They wear a black religious habit with gray veil, although in the warmer months they opt to wear a white habit. Their daily prayer life includes Mass with those they serve, Liturgy of the Hours, adoration, the Rosary and lectio divina. They also have regular confession. To aid in the spirit of contemplation, meals typically are taken in silence.
The sisters share the same home as the residents and strive to create a warm environment in which each resident is cared for and loved. Ellen Scott, a six-year Washington, D.C., home resident, noted: “We are family. I’ve never needed anything that the sisters didn’t provide.”
She said it was a blessing to live with the sisters, and said: “I wouldn’t want to live anywhere else. I hope to spend the rest of my life here.”
Carl Bergquist, a 12-year resident in Washington, D.C., likes the many activities he has available to him. “I’m busy all the time. I love playing bingo twice a week, and they take us on outings in a van,” he said. “Last Christmas, they took us out to see the lights. They also take us to restaurants.”
Bergquist likes leading the singing at daily Mass, having his own room and having doctors come to see him, rather than having to drive to an office. “The sisters are so good to us,” he said.
Love till death

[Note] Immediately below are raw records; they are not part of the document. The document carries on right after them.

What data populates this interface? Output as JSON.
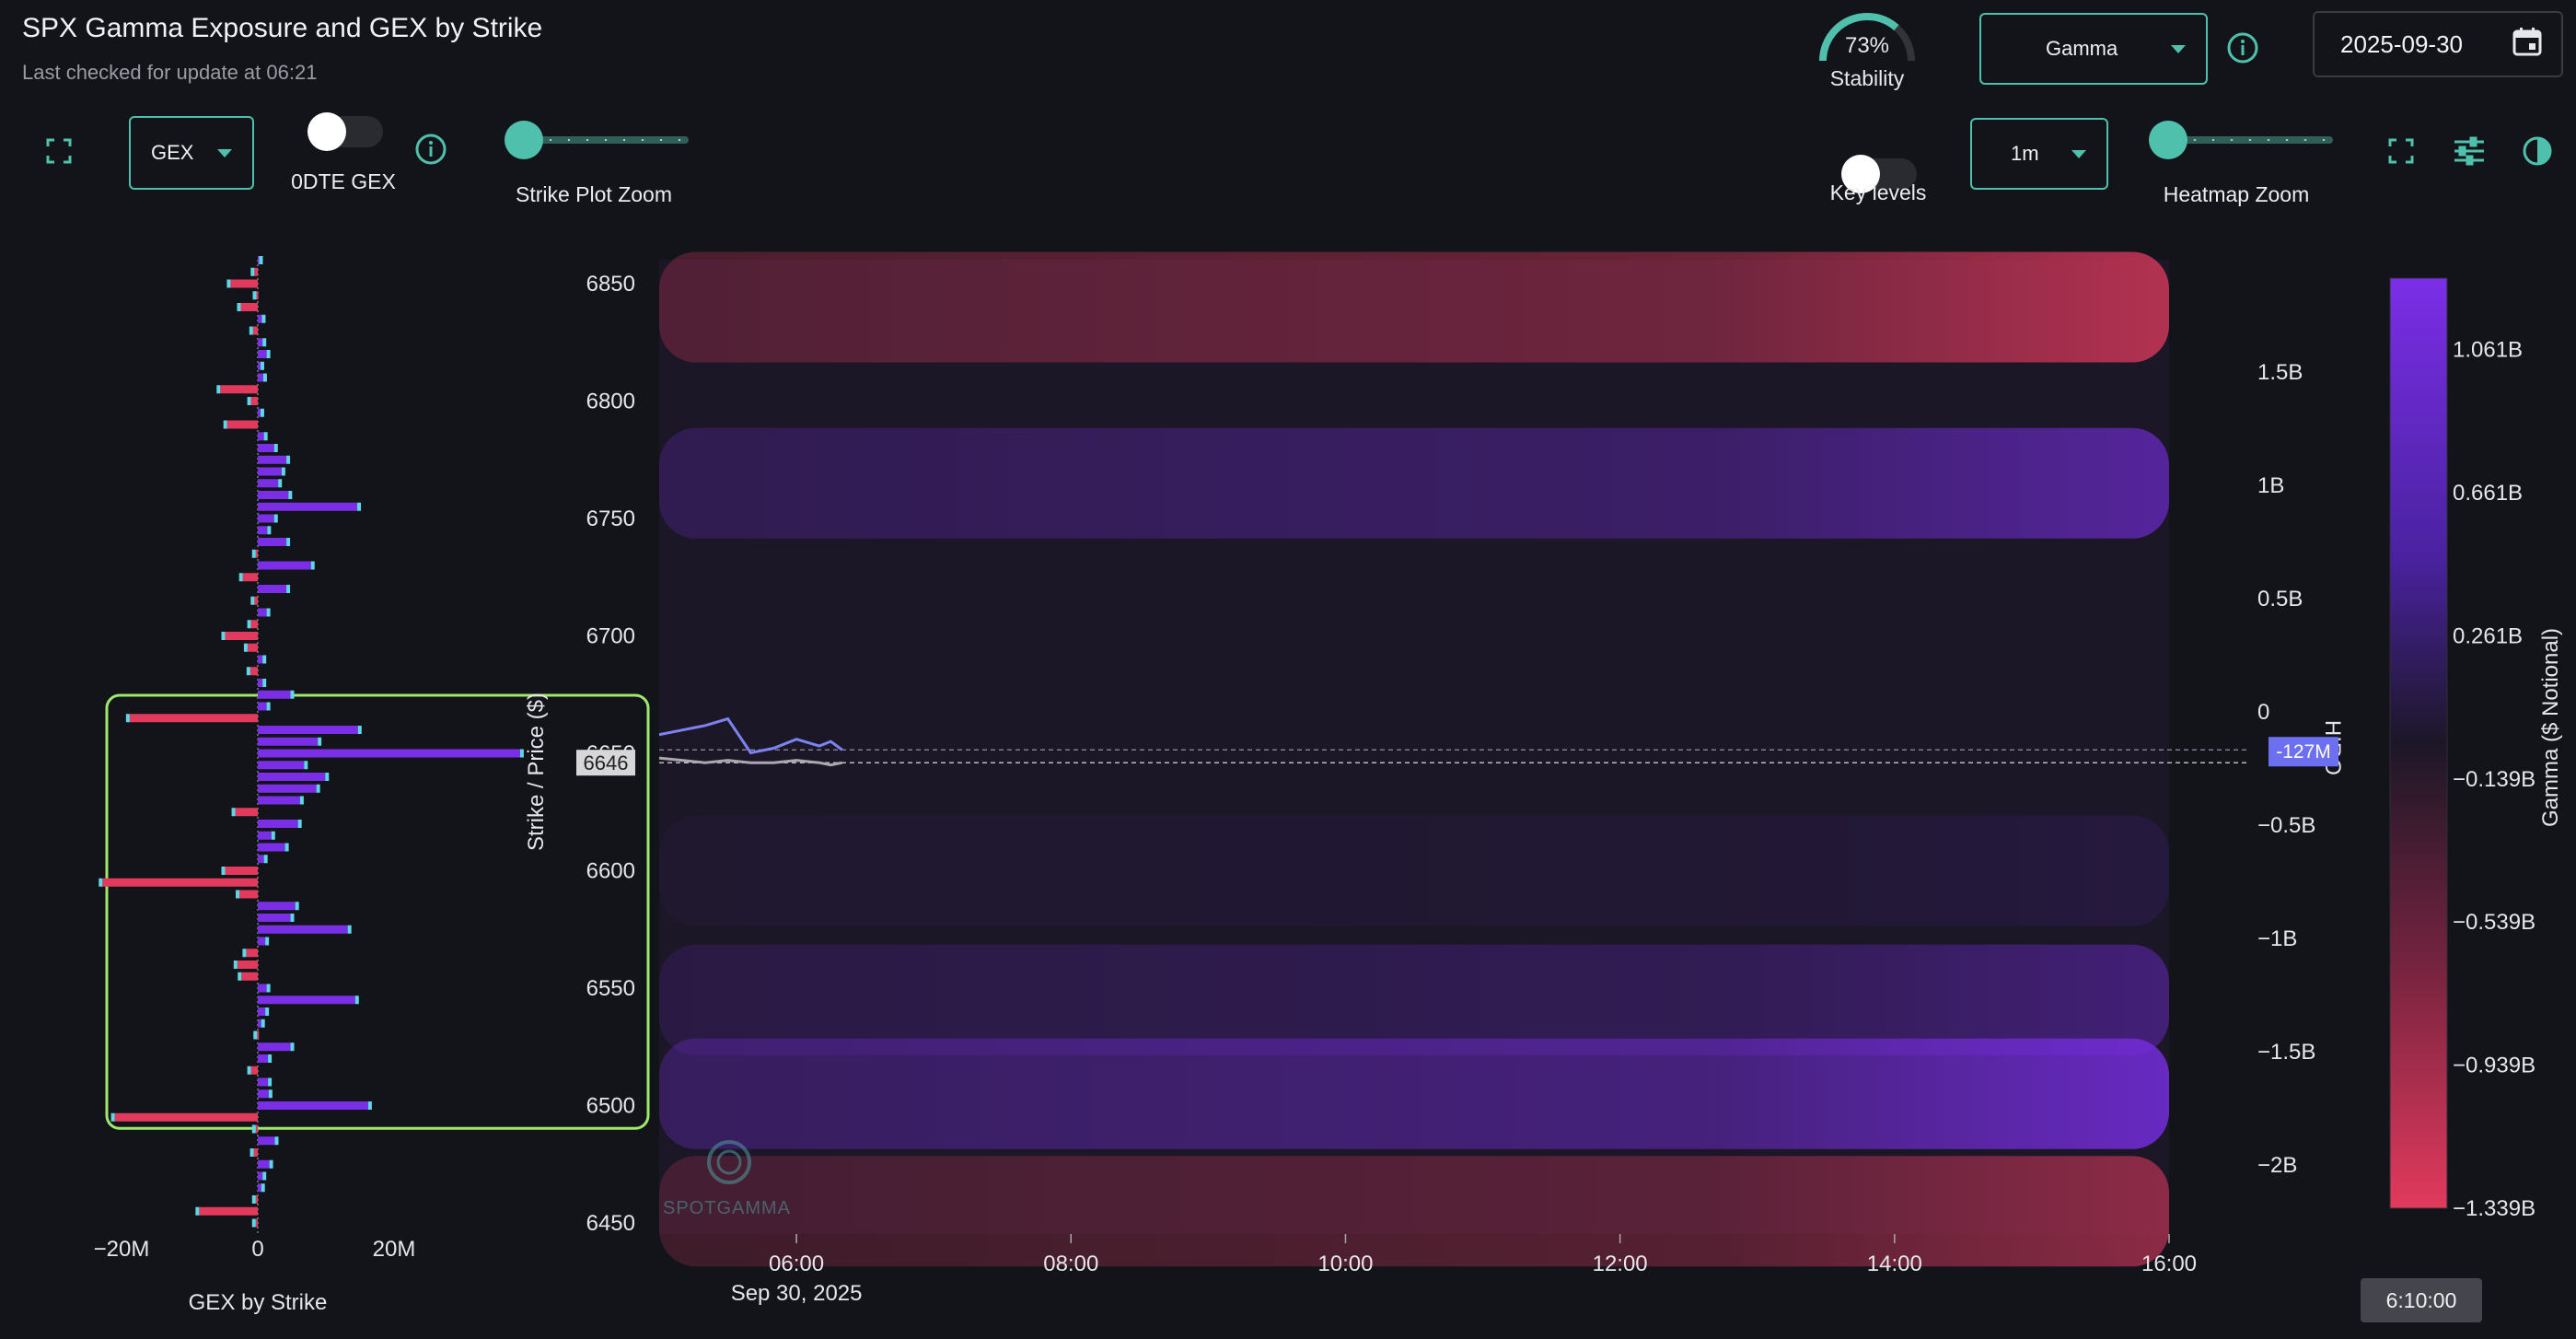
{
  "header": {
    "title": "SPX Gamma Exposure and GEX by Strike",
    "subtitle": "Last checked for update at 06:21"
  },
  "stability": {
    "value_text": "73%",
    "label": "Stability",
    "value": 0.73
  },
  "top_right": {
    "metric_select": "Gamma",
    "date": "2025-09-30"
  },
  "toolbar_left": {
    "gex_select": "GEX",
    "odte_label": "0DTE GEX",
    "strike_zoom_label": "Strike Plot Zoom"
  },
  "toolbar_right": {
    "key_levels_label": "Key levels",
    "interval_select": "1m",
    "heatmap_zoom_label": "Heatmap Zoom"
  },
  "strike_plot": {
    "x_ticks": [
      "−20M",
      "0",
      "20M"
    ],
    "xlabel": "GEX by Strike"
  },
  "heatmap": {
    "ylabel": "Strike / Price ($)",
    "y_ticks": [
      "6850",
      "6800",
      "6750",
      "6700",
      "6650",
      "6600",
      "6550",
      "6500",
      "6450"
    ],
    "x_ticks": [
      "06:00",
      "08:00",
      "10:00",
      "12:00",
      "14:00",
      "16:00"
    ],
    "x_date": "Sep 30, 2025",
    "current_price_label": "6646",
    "right_axis_ticks": [
      "1.5B",
      "1B",
      "0.5B",
      "0",
      "−0.5B",
      "−1B",
      "−1.5B",
      "−2B"
    ],
    "right_axis_title": "HIRO",
    "hiro_value_label": "-127M",
    "watermark": "SPOTGAMMA"
  },
  "colorbar": {
    "title": "Gamma ($ Notional)",
    "ticks": [
      "1.061B",
      "0.661B",
      "0.261B",
      "−0.139B",
      "−0.539B",
      "−0.939B",
      "−1.339B"
    ]
  },
  "time_tooltip": "6:10:00",
  "colors": {
    "accent": "#4fc0ac",
    "positive": "#7a2ee6",
    "negative": "#e23a5d",
    "background": "#13141a",
    "highlight_box": "#9ee86a",
    "hiro_line": "#7c83f0"
  },
  "chart_data": [
    {
      "type": "bar",
      "orientation": "horizontal",
      "xlabel": "GEX by Strike",
      "x_ticks": [
        "−20M",
        "0",
        "20M"
      ],
      "xlim": [
        -25000000,
        32000000
      ],
      "ylim": [
        6450,
        6860
      ],
      "categories": [
        6860,
        6855,
        6850,
        6845,
        6840,
        6835,
        6830,
        6825,
        6820,
        6815,
        6810,
        6805,
        6800,
        6795,
        6790,
        6785,
        6780,
        6775,
        6770,
        6765,
        6760,
        6755,
        6750,
        6745,
        6740,
        6735,
        6730,
        6725,
        6720,
        6715,
        6710,
        6705,
        6700,
        6695,
        6690,
        6685,
        6680,
        6675,
        6670,
        6665,
        6660,
        6655,
        6650,
        6645,
        6640,
        6635,
        6630,
        6625,
        6620,
        6615,
        6610,
        6605,
        6600,
        6595,
        6590,
        6585,
        6580,
        6575,
        6570,
        6565,
        6560,
        6555,
        6550,
        6545,
        6540,
        6535,
        6530,
        6525,
        6520,
        6515,
        6510,
        6505,
        6500,
        6495,
        6490,
        6485,
        6480,
        6475,
        6470,
        6465,
        6460,
        6455,
        6450
      ],
      "values": [
        200000,
        -500000,
        -4000000,
        -200000,
        -2500000,
        600000,
        -700000,
        700000,
        1300000,
        400000,
        800000,
        -5500000,
        -1000000,
        400000,
        -4500000,
        900000,
        2400000,
        4200000,
        3500000,
        3000000,
        4500000,
        14600000,
        2400000,
        1400000,
        4200000,
        -300000,
        7800000,
        -2200000,
        4200000,
        -500000,
        1300000,
        -1000000,
        -4800000,
        -1500000,
        700000,
        -1100000,
        700000,
        4800000,
        1300000,
        -18800000,
        14700000,
        8800000,
        38500000,
        6800000,
        9900000,
        8600000,
        6200000,
        -3300000,
        5900000,
        2000000,
        4000000,
        900000,
        -4800000,
        -22800000,
        -2700000,
        5500000,
        4800000,
        13200000,
        1100000,
        -1700000,
        -3000000,
        -2400000,
        1300000,
        14300000,
        1100000,
        500000,
        -100000,
        4800000,
        1500000,
        -1000000,
        1500000,
        1600000,
        16200000,
        -21000000,
        -300000,
        2500000,
        -600000,
        1700000,
        700000,
        500000,
        -300000,
        -8600000,
        -300000
      ],
      "highlight_range": [
        6495,
        6670
      ]
    },
    {
      "type": "heatmap",
      "title": "",
      "xlabel": "",
      "ylabel": "Strike / Price ($)",
      "x_ticks": [
        "06:00",
        "08:00",
        "10:00",
        "12:00",
        "14:00",
        "16:00"
      ],
      "x_range": [
        "05:00",
        "16:00"
      ],
      "ylim": [
        6450,
        6860
      ],
      "color_scale": {
        "label": "Gamma ($ Notional)",
        "min": -1.339,
        "max": 1.261,
        "unit": "B"
      },
      "bands": [
        {
          "strike": 6840,
          "gamma_at_close": -1.2
        },
        {
          "strike": 6765,
          "gamma_at_close": 0.9
        },
        {
          "strike": 6600,
          "gamma_at_close": 0.15
        },
        {
          "strike": 6545,
          "gamma_at_close": 0.6
        },
        {
          "strike": 6505,
          "gamma_at_close": 1.2
        },
        {
          "strike": 6455,
          "gamma_at_close": -0.9
        }
      ],
      "price_line": {
        "name": "",
        "x": [
          "05:00",
          "05:10",
          "05:20",
          "05:30",
          "05:40",
          "05:50",
          "06:00",
          "06:10",
          "06:15",
          "06:20"
        ],
        "y": [
          6648,
          6647,
          6646,
          6647,
          6646,
          6646,
          6647,
          6646,
          6645,
          6646
        ]
      },
      "hiro_line": {
        "name": "HIRO",
        "x": [
          "05:00",
          "05:10",
          "05:20",
          "05:30",
          "05:40",
          "05:50",
          "06:00",
          "06:10",
          "06:15",
          "06:20"
        ],
        "y": [
          -60,
          -40,
          -20,
          10,
          -140,
          -120,
          -80,
          -110,
          -90,
          -127
        ],
        "unit": "M",
        "right_axis_range": [
          -2200,
          2000
        ],
        "current_label": "-127M"
      },
      "current_price": 6646
    }
  ]
}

Daisy Alzate is a director of nursing, a lay staff member employed by the sisters. She has worked for the Little Sisters for nine years. “The sisters are kind to the residents, visitors and staff,” Alzate said. “They are dedicated and compassionate to those in their care and advocate for their needs.”
Alzate said she is most impressed with the sisters’ devotion to the care for the dying. When residents are in their final hours, the sisters maintain a 24-hour vigil at their bedside, praying for them “and making sure that no one dies alone. I’ve never seen it anywhere else; it is really in their heart and part of their vocation.”
Sister Constance added: “It’s part of our tradition to accompany the elderly to the point of death. We’ve been blessed to see moments of conversion and reconciliation between family members. Also, when the elderly see other residents leave for heaven before them, they become more accustomed to death and more comfortable with it when their time comes.”
The Little Sisters also are dedicated to the Church’s teaching regarding the sanctity of human life. They were recently successful, for example, in being exempted from a mandate from the Obama administration requiring them to provide contraceptive and abortion-causing drugs as part of their health coverage for employees. They also are outspoken opponents of assisted suicide, Sister Constance said. “Every human life is sacred and inviolable, at every stage, regardless of disability or perceived usefulness.”
Jim Graves writes from California.